#### [What is being asked]
Read through the entries below and return each line with the word "VENDOR".

(Element data from apps and pages)
▬▬▬▬▬▬▬▬▬▬

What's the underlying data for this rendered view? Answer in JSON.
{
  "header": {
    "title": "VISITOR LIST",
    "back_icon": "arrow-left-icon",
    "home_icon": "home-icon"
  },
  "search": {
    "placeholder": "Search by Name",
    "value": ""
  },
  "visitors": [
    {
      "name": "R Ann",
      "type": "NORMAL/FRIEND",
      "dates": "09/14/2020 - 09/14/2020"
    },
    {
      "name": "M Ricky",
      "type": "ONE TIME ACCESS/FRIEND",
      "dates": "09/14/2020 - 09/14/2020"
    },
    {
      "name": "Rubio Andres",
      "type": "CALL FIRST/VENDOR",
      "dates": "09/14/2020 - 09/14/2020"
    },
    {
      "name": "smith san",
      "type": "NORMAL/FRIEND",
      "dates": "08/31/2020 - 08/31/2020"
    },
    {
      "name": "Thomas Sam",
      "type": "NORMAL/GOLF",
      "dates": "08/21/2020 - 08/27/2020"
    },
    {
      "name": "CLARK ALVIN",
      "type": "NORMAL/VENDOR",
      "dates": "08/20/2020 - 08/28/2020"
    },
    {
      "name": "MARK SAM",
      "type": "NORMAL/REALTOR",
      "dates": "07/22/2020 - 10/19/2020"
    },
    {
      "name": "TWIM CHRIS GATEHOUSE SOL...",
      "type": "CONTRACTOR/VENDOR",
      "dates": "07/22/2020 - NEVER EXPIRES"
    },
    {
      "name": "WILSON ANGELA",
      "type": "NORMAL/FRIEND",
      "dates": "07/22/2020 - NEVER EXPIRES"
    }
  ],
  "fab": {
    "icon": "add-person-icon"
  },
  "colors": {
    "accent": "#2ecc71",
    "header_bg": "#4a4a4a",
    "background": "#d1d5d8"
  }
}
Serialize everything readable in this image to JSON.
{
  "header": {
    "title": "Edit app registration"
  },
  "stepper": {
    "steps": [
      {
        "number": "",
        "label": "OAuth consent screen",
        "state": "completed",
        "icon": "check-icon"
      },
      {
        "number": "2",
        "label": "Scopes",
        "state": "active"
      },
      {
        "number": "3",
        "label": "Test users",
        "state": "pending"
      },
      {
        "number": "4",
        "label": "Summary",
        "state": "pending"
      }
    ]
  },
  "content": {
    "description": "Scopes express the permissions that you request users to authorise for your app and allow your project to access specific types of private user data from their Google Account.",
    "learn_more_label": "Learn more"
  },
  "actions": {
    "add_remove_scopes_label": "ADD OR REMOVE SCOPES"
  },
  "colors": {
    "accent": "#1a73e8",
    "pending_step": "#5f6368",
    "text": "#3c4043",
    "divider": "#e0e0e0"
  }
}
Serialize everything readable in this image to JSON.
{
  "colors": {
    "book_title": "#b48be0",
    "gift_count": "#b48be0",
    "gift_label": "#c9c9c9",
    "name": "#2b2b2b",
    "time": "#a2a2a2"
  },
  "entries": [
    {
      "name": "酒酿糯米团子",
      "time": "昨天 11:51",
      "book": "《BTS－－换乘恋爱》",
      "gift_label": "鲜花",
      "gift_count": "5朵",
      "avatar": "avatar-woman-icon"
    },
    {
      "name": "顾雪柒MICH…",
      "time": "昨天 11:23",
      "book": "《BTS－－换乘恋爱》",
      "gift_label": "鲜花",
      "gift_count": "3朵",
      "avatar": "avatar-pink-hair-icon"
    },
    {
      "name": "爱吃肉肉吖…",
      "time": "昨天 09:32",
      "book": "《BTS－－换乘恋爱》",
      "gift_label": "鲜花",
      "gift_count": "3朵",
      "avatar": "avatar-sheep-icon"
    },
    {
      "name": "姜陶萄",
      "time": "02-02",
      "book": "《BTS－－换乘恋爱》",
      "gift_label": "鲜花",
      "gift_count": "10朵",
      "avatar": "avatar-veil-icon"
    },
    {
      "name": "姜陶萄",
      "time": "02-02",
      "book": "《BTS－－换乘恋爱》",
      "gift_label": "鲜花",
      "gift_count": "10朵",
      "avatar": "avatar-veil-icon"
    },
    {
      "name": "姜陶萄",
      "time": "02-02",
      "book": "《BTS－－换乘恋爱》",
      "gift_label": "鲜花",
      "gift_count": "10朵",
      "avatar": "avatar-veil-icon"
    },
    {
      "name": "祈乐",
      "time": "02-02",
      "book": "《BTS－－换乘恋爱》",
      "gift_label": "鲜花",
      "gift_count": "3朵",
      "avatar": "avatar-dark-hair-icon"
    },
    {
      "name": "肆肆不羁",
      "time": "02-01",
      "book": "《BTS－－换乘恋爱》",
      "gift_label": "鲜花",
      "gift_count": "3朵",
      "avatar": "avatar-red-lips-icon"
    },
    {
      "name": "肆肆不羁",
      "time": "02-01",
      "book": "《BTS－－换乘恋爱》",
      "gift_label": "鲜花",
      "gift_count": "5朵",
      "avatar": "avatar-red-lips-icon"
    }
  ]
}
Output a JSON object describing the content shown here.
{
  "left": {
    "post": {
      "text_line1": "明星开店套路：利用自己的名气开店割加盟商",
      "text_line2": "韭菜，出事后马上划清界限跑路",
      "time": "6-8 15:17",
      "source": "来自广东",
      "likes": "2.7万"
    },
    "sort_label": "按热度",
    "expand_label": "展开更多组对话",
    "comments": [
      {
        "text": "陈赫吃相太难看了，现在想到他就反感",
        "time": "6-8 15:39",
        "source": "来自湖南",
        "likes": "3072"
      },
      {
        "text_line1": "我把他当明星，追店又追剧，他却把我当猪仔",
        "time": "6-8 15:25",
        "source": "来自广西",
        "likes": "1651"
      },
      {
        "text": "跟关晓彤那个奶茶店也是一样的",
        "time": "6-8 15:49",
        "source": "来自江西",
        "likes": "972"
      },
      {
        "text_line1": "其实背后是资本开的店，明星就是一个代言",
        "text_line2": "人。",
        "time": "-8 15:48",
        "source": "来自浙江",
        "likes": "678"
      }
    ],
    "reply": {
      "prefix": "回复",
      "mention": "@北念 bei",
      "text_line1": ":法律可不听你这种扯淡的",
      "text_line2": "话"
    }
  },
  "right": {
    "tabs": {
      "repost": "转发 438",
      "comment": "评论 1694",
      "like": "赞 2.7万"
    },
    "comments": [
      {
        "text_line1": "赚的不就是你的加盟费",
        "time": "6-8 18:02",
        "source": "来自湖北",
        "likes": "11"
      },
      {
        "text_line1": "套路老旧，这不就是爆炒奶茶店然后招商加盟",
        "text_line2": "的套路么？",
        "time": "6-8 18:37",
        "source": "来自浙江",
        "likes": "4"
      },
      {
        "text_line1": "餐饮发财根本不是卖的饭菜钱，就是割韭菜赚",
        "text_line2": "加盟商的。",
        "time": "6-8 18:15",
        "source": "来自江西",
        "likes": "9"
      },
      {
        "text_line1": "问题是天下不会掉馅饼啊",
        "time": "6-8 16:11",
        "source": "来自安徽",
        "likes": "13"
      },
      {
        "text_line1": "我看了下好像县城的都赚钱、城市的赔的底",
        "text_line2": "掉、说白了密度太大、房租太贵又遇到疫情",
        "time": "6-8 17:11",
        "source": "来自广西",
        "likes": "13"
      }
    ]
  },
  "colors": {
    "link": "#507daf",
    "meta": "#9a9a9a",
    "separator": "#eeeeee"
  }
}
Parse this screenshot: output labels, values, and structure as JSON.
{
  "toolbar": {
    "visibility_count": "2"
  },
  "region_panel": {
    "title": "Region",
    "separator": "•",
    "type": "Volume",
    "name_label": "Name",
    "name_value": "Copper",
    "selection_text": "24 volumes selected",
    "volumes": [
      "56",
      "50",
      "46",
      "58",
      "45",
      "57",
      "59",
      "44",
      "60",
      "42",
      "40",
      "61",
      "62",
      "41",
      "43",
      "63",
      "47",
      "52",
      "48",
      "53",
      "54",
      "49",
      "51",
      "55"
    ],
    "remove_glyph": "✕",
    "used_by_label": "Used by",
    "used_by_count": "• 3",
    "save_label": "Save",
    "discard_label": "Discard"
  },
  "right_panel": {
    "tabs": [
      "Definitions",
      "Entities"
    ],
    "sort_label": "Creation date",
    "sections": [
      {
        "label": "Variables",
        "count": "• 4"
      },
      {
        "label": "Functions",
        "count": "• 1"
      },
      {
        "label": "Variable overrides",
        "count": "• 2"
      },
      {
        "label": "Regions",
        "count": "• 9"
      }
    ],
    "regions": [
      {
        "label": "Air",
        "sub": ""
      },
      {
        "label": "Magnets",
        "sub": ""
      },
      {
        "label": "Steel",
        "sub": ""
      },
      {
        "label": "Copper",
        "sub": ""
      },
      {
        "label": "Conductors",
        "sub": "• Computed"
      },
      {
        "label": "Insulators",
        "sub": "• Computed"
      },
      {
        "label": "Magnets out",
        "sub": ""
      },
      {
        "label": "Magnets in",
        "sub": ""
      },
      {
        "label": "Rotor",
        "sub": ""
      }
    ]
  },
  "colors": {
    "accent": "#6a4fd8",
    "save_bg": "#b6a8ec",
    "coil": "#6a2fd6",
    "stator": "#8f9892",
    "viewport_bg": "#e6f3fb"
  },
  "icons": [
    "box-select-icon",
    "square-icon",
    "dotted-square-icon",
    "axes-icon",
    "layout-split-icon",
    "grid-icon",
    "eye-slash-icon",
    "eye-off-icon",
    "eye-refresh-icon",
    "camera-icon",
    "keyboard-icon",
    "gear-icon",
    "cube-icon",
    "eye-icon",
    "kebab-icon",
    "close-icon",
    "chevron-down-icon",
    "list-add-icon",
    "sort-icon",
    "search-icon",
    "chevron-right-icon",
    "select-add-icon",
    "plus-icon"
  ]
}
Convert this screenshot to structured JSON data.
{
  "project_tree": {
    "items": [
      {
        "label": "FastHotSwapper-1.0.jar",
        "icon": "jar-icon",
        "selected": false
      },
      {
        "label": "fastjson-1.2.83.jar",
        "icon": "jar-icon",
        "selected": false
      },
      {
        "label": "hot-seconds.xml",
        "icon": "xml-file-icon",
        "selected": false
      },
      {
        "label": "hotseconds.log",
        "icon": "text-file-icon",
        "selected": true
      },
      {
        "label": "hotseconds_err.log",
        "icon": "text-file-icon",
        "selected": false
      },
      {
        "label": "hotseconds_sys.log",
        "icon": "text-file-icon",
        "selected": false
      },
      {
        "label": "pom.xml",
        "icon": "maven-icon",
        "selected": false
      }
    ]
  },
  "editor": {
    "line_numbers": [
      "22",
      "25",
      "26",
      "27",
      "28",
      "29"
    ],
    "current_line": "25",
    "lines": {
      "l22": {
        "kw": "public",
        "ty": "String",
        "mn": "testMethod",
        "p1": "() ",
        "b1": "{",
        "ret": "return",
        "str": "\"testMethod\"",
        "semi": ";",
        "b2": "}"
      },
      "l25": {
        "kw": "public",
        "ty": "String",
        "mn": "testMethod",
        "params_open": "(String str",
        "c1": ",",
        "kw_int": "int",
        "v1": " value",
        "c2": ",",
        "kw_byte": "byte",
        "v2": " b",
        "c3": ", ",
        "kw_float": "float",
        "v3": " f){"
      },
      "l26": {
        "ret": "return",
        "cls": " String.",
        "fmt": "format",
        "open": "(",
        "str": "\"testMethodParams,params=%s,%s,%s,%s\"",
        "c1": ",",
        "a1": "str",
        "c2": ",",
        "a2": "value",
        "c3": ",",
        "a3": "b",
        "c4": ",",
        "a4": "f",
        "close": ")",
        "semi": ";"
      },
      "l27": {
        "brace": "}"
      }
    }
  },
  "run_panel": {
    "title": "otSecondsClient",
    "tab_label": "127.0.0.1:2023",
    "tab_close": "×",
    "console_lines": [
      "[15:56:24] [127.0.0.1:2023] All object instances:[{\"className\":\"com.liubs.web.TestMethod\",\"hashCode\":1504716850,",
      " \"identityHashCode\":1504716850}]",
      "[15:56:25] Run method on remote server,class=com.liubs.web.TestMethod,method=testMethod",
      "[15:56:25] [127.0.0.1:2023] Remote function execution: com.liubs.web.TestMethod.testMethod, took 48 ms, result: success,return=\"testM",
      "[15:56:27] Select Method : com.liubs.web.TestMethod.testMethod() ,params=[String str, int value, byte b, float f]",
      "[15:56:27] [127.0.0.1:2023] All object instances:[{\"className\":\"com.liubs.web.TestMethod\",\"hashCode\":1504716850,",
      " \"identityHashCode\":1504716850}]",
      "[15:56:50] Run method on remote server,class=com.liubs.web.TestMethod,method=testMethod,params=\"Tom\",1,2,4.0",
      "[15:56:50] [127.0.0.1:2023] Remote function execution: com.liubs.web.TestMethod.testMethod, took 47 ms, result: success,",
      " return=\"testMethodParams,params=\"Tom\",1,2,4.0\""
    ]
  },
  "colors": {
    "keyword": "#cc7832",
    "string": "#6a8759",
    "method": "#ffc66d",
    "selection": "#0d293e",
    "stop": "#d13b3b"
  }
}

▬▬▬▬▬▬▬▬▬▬

#### [Task result]
      "type": "CALL FIRST/VENDOR",
      "type": "NORMAL/VENDOR",
      "type": "CONTRACTOR/VENDOR",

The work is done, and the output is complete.